You’ve set up your practice Facebook page properly and gained some followers, but it doesn’t seem to be producing many new patients. What’s going on?
Setting up a Facebook page, while discounting other online assets, isn’t an effective marketing plan. To turn Facebook into an impactful promotional campaign, it takes an integrated strategy and a persistent mindset framed with reasonable expectations.
What Not to Expect from Facebook
Sure, Facebook can generate new patients. But it’s not your sole source for marketing. In fact, it’s not even your primary source. Far from it.
Our findings show that Facebook is the low man on the totem pole. After studying the new patient journey of 32,000 new patients across the Perfect Patients network, a mere 1.8% of new patients began their journey with Facebook. Such glaring data debunks the myth that social media is a primary driver of new patient growth.
So what is the number-one source for getting new patients online? Google. This is where most prospective patients search for healthcare providers. They’ll search something like “chiropractor in Chicago” to find a list of practices located near them. They can then browse through a number of websites to find the chiropractor they feel most comfortable visiting.
Prospective patients would have to already know your practice name to find you in a Facebook search. Existing patients might be able to find you, or those with the direct link to your page, but not likely prospective patients (unless you activate Facebook ad campaigns.)
What Facebook Can Do For Your Practice
Facebook can attract new patients, just in a different form – generally in the form of referrals. Have you ever asked for a recommendation on Facebook? Something like, “Hey, I’m looking to renovate my kitchen. Does anyone know a good contractor?” The new patients you get from Facebook typically come from your existing patients, not from prospective patients who have never heard of you.
In addition to referrals, Facebook helps improve patient retention. By posting regularly on your page, you stay at the top of your patients’ minds throughout the year. In turn, your social activity serves as a reminder for them to schedule their next appointment.
Facebook builds a sense of patient community. But only if you build it the right way. Authenticity is essential. This is why most of your Facebook marketing should be done in-house. While an outside source can provide ideas and support, only you (or a staff member) can represent the personal flair your patients want to see. This personal touch will help stimulate referrals and keep your practice in the mind of existing patients.
Why a Practice Website is Critical
Here are three reasons why you shouldn’t rely solely on Facebook, but rather use Facebook as a complement to your website marketing efforts:
- You’re at the mercy of Facebook. While Facebook is unlikely to disappear anytime soon (or ever), nothing is stopping them from making changes. In fact, they’ve already made significant changes. Businesses now need to spend money on Facebook for most people to see their posts.
- You’re limited on content. Facebook limits interaction by permitting only snippets of copy at a time, whereas your website gives you plenty of space for compelling content. A few sentences with an image aren’t enough to establish trust with prospective patients who have yet to hear about you.

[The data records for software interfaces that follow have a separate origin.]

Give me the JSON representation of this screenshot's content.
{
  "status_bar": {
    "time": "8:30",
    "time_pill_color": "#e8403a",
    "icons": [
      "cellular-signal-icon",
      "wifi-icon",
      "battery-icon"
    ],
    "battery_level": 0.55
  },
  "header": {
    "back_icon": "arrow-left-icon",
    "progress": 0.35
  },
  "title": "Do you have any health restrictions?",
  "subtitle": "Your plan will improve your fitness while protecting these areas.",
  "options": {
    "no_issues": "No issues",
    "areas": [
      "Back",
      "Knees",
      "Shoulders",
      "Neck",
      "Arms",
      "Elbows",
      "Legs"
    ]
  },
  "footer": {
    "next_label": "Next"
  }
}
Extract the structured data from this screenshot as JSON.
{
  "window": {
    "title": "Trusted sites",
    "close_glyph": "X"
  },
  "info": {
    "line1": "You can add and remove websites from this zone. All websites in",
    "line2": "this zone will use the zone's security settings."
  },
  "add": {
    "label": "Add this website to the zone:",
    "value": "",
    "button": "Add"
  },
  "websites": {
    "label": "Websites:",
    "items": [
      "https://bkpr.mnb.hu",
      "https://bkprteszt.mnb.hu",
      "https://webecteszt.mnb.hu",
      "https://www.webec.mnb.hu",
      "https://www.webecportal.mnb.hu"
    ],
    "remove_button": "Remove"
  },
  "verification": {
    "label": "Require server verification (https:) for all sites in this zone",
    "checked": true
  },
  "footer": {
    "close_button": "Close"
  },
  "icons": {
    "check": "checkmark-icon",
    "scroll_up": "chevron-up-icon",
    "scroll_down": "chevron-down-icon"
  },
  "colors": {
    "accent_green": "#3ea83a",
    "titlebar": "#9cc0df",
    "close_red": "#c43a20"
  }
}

- You’re limited on analysis. While Facebook does offer insights into how your page is performing, it has limitations. The options aren’t nearly as powerful as what’s available for tracking website traffic and patient reach on a website that you own.
Facebook and Google are quite different and are most effective when utilized together. Creating awareness on Facebook has different advantages and requires a different approach than promoting your practice through search engines. Both are important in their own unique ways.
Look at Facebook not as a replacement for, but rather an extension of your practice website. Your website is your marketing hub. It is your property, which means you have control over it. A practice website gives you the opportunity to describe your services and tell your story in a compelling way. As a bonus, your site can be optimized for search engines.
Your Facebook page must cohesively align with your website, and the branding should be consistent. While your website and social profiles are separate entities, they should have a similar look and feel.
On your website, you can send visitors to your Facebook page, where they’ll see that you’re active and engaged with your followers, further supporting the conversion process. In this day and age, prospective patients want to scope out your social vibe before making a commitment.
Meanwhile, existing patients want to see your passion for natural healing – that you believe in the chiropractic care you provide for them. Facebook allows you to relay this message in a fun, nurturing way.